*EXERCISE*: Copy each line containing the word "gifter" from the records that follow, please.

Data about app and page elements
+++
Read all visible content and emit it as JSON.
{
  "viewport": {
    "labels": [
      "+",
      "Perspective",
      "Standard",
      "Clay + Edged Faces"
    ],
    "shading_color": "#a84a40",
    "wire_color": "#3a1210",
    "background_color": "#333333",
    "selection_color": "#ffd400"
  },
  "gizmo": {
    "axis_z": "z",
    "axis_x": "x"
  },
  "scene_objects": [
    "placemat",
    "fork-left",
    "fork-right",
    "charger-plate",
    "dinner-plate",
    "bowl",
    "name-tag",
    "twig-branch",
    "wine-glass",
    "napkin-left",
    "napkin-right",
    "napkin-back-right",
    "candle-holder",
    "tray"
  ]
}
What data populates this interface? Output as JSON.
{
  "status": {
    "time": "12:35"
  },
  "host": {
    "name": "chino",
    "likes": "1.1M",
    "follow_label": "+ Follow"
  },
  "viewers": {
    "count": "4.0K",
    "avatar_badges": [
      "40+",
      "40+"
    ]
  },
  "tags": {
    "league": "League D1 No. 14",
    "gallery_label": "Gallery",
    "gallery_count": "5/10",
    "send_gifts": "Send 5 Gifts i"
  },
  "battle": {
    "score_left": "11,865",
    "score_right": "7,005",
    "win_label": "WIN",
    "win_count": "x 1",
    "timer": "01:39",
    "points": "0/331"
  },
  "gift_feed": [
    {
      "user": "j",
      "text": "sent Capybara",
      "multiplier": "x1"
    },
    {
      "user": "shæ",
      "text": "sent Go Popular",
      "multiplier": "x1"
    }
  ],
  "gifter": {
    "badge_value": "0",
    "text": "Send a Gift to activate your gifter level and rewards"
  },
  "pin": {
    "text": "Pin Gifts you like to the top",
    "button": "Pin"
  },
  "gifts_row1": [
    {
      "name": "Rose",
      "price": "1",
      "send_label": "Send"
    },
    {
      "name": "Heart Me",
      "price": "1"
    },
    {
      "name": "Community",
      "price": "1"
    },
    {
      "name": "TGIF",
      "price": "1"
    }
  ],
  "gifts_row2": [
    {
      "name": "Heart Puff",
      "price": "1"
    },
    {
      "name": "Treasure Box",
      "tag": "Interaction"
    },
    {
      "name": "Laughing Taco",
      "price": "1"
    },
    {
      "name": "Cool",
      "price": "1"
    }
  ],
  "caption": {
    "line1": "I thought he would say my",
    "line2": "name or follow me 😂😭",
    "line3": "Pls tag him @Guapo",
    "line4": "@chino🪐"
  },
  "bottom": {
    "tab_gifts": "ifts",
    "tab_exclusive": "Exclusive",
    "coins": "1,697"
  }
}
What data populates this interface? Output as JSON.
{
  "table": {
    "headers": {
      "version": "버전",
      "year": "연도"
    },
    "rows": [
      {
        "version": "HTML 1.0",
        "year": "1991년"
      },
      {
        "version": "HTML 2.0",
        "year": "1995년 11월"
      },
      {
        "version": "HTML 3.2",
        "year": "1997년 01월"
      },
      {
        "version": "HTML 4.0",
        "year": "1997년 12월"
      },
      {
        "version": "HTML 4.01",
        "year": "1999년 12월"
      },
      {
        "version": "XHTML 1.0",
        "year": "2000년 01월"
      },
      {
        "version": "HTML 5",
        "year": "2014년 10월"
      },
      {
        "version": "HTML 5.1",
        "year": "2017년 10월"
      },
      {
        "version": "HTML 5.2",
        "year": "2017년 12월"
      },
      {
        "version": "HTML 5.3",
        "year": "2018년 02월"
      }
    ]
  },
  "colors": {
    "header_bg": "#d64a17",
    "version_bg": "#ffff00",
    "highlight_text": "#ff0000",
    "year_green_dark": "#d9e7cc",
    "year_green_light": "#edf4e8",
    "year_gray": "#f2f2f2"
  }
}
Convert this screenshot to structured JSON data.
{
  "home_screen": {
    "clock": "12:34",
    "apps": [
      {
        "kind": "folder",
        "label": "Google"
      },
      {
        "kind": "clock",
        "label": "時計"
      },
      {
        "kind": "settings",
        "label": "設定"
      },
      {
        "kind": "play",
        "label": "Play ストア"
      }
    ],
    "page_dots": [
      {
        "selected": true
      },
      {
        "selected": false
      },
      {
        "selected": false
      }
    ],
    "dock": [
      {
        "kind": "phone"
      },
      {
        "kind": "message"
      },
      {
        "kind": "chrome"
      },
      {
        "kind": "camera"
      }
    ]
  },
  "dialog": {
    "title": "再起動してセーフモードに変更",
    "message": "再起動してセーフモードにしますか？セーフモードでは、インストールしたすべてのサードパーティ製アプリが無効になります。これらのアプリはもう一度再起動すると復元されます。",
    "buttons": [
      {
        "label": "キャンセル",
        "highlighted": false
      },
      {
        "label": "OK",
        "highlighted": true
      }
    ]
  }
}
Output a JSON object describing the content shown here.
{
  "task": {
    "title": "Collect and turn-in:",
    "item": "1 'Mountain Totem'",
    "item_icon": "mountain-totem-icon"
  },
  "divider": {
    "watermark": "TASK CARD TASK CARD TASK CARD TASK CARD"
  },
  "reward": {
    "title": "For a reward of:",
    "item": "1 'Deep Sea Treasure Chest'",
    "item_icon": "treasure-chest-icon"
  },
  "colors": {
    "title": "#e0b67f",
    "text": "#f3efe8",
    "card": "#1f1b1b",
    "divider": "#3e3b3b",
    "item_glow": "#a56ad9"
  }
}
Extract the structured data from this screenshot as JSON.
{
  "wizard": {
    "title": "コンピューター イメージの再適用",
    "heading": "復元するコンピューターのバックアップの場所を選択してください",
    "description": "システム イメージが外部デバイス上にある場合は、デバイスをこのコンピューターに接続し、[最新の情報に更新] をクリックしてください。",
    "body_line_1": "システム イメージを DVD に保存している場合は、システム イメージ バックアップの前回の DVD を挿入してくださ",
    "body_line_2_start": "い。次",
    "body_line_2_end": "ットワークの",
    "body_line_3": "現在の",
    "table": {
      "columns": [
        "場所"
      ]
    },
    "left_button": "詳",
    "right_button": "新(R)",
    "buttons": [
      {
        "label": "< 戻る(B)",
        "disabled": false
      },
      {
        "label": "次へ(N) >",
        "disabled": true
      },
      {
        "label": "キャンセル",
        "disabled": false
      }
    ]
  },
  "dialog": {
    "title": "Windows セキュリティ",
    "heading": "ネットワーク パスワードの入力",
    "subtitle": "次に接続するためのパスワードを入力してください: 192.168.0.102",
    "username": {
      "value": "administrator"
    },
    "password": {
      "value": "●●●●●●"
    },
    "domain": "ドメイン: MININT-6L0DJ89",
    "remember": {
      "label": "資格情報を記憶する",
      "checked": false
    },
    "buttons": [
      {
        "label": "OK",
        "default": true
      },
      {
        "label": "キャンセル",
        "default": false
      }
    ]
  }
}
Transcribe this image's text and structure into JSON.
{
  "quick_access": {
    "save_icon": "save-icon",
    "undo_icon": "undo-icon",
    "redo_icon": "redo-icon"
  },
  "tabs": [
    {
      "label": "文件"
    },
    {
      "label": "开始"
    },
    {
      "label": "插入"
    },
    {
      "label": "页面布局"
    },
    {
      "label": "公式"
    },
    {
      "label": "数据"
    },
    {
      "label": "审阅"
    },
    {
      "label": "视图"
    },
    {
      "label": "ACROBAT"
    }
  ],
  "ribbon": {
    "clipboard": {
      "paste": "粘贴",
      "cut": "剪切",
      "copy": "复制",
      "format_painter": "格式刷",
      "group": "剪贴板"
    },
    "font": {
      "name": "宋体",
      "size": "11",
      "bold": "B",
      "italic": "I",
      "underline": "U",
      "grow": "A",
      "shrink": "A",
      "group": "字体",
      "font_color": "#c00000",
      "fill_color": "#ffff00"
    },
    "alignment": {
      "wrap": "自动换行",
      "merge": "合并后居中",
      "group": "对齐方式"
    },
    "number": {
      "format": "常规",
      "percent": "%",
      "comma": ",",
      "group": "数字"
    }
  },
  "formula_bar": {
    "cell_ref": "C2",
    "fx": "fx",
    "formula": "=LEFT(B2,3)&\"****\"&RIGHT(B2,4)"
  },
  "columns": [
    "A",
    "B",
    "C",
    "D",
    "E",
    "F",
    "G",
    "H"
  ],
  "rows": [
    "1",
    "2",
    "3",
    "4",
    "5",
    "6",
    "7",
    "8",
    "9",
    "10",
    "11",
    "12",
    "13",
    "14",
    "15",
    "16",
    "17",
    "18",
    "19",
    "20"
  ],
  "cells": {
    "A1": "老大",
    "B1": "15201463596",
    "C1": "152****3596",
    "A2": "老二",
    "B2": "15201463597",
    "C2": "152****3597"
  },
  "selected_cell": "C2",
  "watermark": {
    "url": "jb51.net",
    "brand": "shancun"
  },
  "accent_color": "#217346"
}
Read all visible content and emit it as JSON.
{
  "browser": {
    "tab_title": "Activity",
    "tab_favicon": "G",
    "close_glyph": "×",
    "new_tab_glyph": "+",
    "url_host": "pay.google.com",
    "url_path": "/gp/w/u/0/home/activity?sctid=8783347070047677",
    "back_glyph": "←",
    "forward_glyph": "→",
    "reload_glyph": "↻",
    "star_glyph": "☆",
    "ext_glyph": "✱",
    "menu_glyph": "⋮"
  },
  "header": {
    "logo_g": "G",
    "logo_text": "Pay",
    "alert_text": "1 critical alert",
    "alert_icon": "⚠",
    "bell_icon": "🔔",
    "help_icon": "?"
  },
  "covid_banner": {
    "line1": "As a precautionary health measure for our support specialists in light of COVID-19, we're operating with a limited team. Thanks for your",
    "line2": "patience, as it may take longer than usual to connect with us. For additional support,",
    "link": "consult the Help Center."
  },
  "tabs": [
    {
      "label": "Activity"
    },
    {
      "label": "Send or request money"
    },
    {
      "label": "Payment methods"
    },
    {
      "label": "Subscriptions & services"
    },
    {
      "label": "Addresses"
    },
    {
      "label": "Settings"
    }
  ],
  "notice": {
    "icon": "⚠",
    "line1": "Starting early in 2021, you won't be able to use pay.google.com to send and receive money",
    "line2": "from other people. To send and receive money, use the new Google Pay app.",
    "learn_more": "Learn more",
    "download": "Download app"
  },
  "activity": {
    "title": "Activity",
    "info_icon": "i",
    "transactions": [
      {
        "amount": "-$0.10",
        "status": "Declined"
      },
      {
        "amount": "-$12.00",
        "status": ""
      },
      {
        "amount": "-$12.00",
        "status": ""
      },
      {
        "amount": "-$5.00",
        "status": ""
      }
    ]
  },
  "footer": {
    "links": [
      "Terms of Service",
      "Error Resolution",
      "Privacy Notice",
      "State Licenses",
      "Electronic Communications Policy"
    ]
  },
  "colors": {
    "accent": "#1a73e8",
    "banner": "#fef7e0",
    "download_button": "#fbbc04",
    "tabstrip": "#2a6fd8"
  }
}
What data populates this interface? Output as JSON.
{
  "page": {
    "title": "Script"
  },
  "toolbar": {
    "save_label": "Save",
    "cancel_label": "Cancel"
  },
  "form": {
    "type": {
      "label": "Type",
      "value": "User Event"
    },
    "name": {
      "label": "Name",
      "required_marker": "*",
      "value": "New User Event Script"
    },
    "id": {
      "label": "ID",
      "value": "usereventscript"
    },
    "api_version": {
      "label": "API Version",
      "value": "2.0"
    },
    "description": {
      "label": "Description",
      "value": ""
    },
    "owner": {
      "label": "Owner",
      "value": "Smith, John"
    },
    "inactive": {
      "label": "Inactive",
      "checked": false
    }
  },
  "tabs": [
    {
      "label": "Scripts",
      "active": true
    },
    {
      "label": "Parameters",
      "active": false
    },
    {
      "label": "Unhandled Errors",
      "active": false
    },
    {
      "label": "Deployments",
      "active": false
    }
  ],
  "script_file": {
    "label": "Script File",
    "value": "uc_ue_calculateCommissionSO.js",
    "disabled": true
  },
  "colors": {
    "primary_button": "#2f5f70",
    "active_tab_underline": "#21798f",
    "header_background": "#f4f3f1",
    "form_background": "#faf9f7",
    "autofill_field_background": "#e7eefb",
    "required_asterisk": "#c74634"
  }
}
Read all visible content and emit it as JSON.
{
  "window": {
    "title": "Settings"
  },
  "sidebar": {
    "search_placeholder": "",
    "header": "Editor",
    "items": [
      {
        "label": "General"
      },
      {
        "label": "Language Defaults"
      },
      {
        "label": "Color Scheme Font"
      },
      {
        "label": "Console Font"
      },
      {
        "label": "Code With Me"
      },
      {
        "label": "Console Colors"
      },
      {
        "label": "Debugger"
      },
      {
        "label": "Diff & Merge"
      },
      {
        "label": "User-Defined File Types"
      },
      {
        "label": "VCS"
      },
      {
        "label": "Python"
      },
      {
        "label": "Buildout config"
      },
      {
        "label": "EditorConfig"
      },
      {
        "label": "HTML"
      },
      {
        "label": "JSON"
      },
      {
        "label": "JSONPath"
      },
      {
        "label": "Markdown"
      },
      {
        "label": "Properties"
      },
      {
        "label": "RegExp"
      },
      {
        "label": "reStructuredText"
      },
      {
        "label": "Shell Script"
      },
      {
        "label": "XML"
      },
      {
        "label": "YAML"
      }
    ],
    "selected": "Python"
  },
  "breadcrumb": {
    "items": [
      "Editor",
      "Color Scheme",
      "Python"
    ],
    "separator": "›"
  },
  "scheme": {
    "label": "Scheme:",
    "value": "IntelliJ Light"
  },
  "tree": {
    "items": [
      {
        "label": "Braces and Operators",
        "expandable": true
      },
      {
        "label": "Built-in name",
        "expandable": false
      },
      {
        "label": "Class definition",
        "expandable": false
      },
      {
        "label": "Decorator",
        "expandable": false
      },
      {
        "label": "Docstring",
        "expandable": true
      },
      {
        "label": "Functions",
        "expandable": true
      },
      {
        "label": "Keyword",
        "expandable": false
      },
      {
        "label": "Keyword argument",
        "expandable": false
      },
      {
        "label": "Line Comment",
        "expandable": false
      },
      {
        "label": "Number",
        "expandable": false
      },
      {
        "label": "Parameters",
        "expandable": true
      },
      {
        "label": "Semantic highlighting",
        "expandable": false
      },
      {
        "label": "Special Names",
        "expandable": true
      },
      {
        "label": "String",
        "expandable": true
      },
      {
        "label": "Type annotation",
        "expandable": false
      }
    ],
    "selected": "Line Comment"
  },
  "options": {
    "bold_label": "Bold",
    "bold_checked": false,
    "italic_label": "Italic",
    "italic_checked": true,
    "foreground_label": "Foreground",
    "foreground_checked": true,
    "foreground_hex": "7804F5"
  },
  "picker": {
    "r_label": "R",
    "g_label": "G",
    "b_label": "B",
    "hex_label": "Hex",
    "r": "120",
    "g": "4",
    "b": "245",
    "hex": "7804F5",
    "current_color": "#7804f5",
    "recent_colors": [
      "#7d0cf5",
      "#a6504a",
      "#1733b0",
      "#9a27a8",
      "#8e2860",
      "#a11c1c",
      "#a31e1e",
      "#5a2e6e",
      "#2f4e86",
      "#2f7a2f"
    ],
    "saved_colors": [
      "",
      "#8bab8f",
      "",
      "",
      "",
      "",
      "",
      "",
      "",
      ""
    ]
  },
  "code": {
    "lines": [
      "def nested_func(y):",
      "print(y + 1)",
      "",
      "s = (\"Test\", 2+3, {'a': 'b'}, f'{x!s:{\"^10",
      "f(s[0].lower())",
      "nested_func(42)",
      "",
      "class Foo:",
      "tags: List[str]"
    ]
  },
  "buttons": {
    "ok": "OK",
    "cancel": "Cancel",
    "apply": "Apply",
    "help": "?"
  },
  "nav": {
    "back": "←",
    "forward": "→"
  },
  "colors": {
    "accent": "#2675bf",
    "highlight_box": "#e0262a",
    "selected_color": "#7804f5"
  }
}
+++
*REPLY TO THE TASK*:
  "gifter": {
    "text": "Send a Gift to activate your gifter level and rewards"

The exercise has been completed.